For the majority of my trip I will be utilizing Japan’s amazing train system. Unlike the US, the Japanese train system can be found all over and is very quick and efficient.

In order to travel between cities, I will be using the Shinkansen (bullet trains). These trains connect the major cities of Japan with an amazing top speed of 200 miles per hour. I even have a JR Rail Pass which will allow me to use any train operated by the JR Rail company (which is a lot of the rail in Japan) for two weeks.

When reserving hotels, one of the things I noticed is that most of the hotels are concentrated around the major train or subway stations in a city.

In order to get to Okinawa, which is an island far from the main islands of Japan, I am utilizing a special fare on ANA called the Experience JAPAN Fare. This program allows someone visiting Japan to fly domestically for around $100 per flight.

Since mass transit isn’t as ubiquitous on Okinawa, I will rent a car to take me around the island.


Who am I going with?

I am literally flying solo on this journey. I don’t have a “program” I’m going with or a pre-made tour to take. I have designed and crafted this Fellowship simply based on my own research.  This will certainly make the journey quite interesting!
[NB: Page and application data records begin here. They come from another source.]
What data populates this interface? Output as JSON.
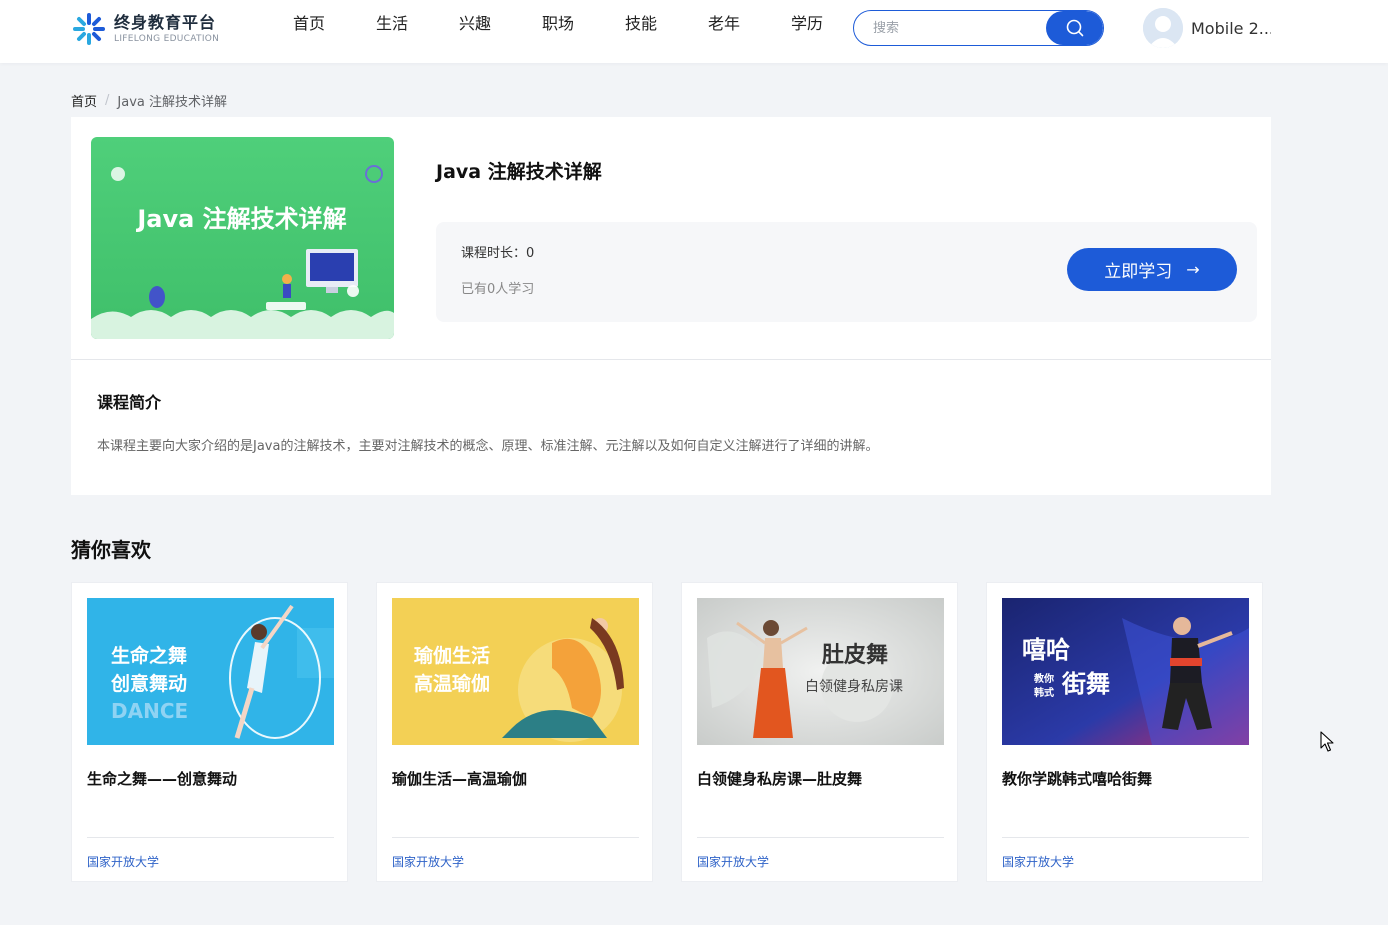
{
  "brand": {
    "title": "终身教育平台",
    "subtitle": "LIFELONG EDUCATION",
    "accent": "#1d5bd8"
  },
  "nav": {
    "items": [
      "首页",
      "生活",
      "兴趣",
      "职场",
      "技能",
      "老年",
      "学历"
    ]
  },
  "search": {
    "placeholder": "搜索",
    "icon": "search-icon"
  },
  "user": {
    "name": "Mobile 2..."
  },
  "breadcrumb": {
    "home": "首页",
    "separator": "/",
    "current": "Java 注解技术详解"
  },
  "course": {
    "title": "Java 注解技术详解",
    "cover_text": "Java 注解技术详解",
    "duration": "课程时长：0",
    "learners": "已有0人学习",
    "study_button": "立即学习",
    "study_arrow": "→",
    "intro_heading": "课程简介",
    "intro_text": "本课程主要向大家介绍的是Java的注解技术，主要对注解技术的概念、原理、标准注解、元注解以及如何自定义注解进行了详细的讲解。"
  },
  "recommend": {
    "heading": "猜你喜欢",
    "items": [
      {
        "name": "生命之舞——创意舞动",
        "org": "国家开放大学",
        "thumb_line1": "生命之舞",
        "thumb_line2": "创意舞动",
        "thumb_line3": "DANCE"
      },
      {
        "name": "瑜伽生活—高温瑜伽",
        "org": "国家开放大学",
        "thumb_line1": "瑜伽生活",
        "thumb_line2": "高温瑜伽"
      },
      {
        "name": "白领健身私房课—肚皮舞",
        "org": "国家开放大学",
        "thumb_line1": "肚皮舞",
        "thumb_line2": "白领健身私房课"
      },
      {
        "name": "教你学跳韩式嘻哈街舞",
        "org": "国家开放大学",
        "thumb_line1": "嘻哈",
        "thumb_line2": "教你",
        "thumb_line3": "韩式",
        "thumb_line4": "街舞"
      }
    ]
  }
}
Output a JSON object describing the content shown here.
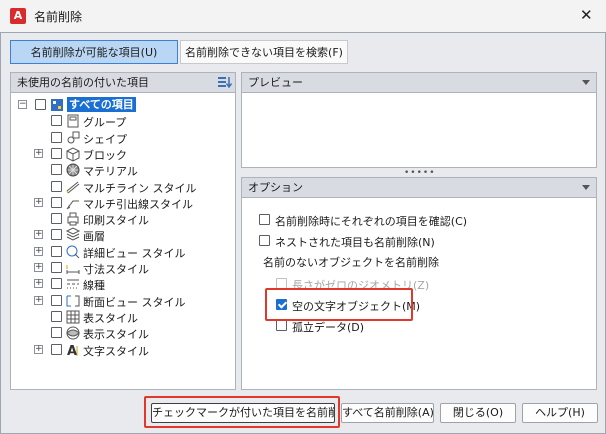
{
  "window": {
    "title": "名前削除",
    "app_icon_letter": "A"
  },
  "tabs": [
    {
      "label": "名前削除が可能な項目(U)",
      "active": true
    },
    {
      "label": "名前削除できない項目を検索(F)",
      "active": false
    }
  ],
  "tree": {
    "header": "未使用の名前の付いた項目",
    "items": [
      {
        "label": "すべての項目",
        "icon": "all-items-icon",
        "expandable": true,
        "selected": true
      },
      {
        "label": "グループ",
        "icon": "group-icon",
        "expandable": false
      },
      {
        "label": "シェイプ",
        "icon": "shape-icon",
        "expandable": false
      },
      {
        "label": "ブロック",
        "icon": "block-icon",
        "expandable": true
      },
      {
        "label": "マテリアル",
        "icon": "material-icon",
        "expandable": false
      },
      {
        "label": "マルチライン スタイル",
        "icon": "multiline-style-icon",
        "expandable": false
      },
      {
        "label": "マルチ引出線スタイル",
        "icon": "multileader-style-icon",
        "expandable": true
      },
      {
        "label": "印刷スタイル",
        "icon": "plot-style-icon",
        "expandable": false
      },
      {
        "label": "画層",
        "icon": "layer-icon",
        "expandable": true
      },
      {
        "label": "詳細ビュー スタイル",
        "icon": "detail-view-style-icon",
        "expandable": true
      },
      {
        "label": "寸法スタイル",
        "icon": "dimension-style-icon",
        "expandable": true
      },
      {
        "label": "線種",
        "icon": "linetype-icon",
        "expandable": true
      },
      {
        "label": "断面ビュー スタイル",
        "icon": "section-view-style-icon",
        "expandable": true
      },
      {
        "label": "表スタイル",
        "icon": "table-style-icon",
        "expandable": false
      },
      {
        "label": "表示スタイル",
        "icon": "visual-style-icon",
        "expandable": false
      },
      {
        "label": "文字スタイル",
        "icon": "text-style-icon",
        "expandable": true
      }
    ]
  },
  "preview": {
    "header": "プレビュー"
  },
  "options": {
    "header": "オプション",
    "confirm_each": {
      "label": "名前削除時にそれぞれの項目を確認(C)",
      "checked": false
    },
    "purge_nested": {
      "label": "ネストされた項目も名前削除(N)",
      "checked": false
    },
    "unnamed_group_label": "名前のないオブジェクトを名前削除",
    "zero_length_geometry": {
      "label": "長さがゼロのジオメトリ(Z)",
      "checked": false,
      "enabled": false
    },
    "empty_text": {
      "label": "空の文字オブジェクト(M)",
      "checked": true
    },
    "orphaned_data": {
      "label": "孤立データ(D)",
      "checked": false
    }
  },
  "buttons": {
    "purge_checked": "チェックマークが付いた項目を名前削除(P)",
    "purge_all": "すべて名前削除(A)",
    "close": "閉じる(O)",
    "help": "ヘルプ(H)"
  },
  "colors": {
    "accent": "#1a6fd3",
    "highlight_box": "#e0392b",
    "tab_active_bg": "#b9d7f4",
    "app_icon": "#d92b2b"
  }
}
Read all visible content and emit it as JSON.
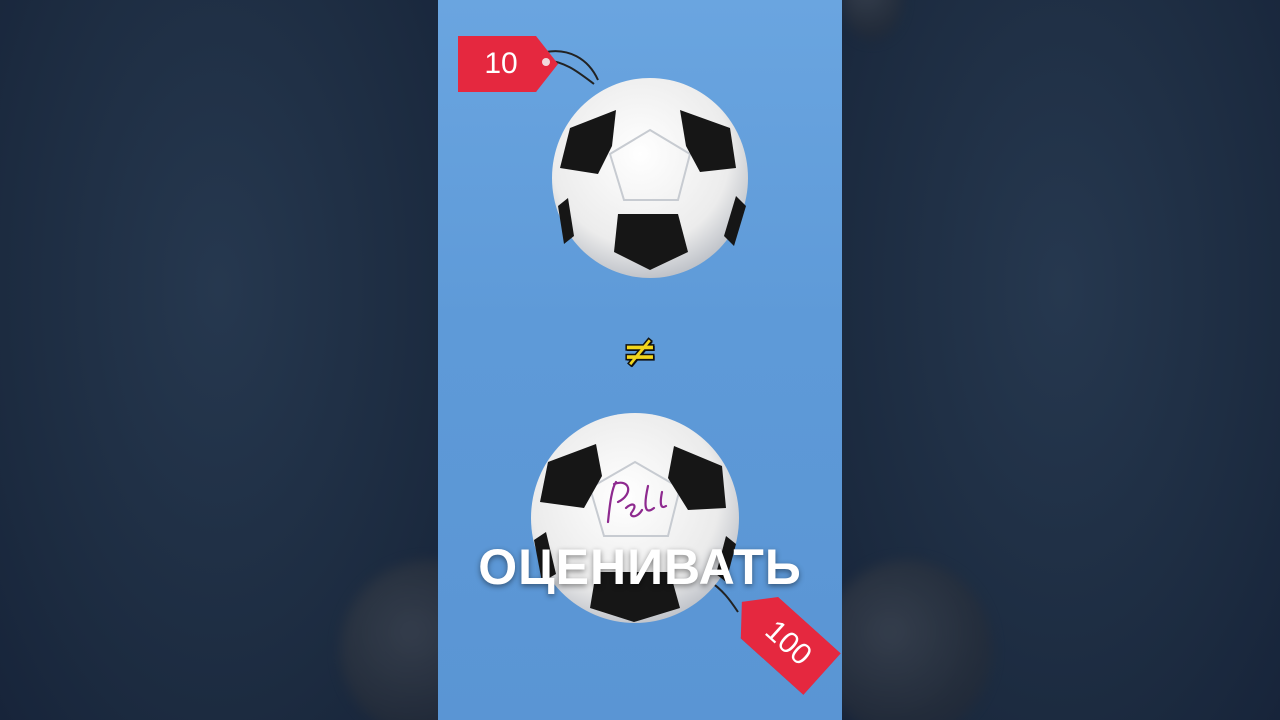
{
  "video": {
    "price_tag_top": "10",
    "price_tag_bottom": "100",
    "not_equal_symbol": "≠",
    "caption": "ОЦЕНИВАТЬ",
    "signature": "Pelé"
  },
  "colors": {
    "background_blue": "#5e9ad8",
    "tag_red": "#e5283f",
    "neq_yellow": "#f2d61c",
    "side_dark": "#1f2f45"
  },
  "icons": [
    "soccer-ball-icon",
    "price-tag-icon",
    "not-equal-icon"
  ]
}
While I have travelled extensively in the US, my only international experiences have been limited to resorts in the Caribbean.  When deciding on Japan as the place for my Fellowship, I wanted to be a bit of a risk-taker and choose a country with a culture very different from my own.  While other destinations would have been easier and more familiar, Japan represents an adventure!  While the academic justification listed above is certainly going to be great, I hope to also bring back my experiences stepping out into a completely different culture as an inspiration for people like my former self who never got out in the world.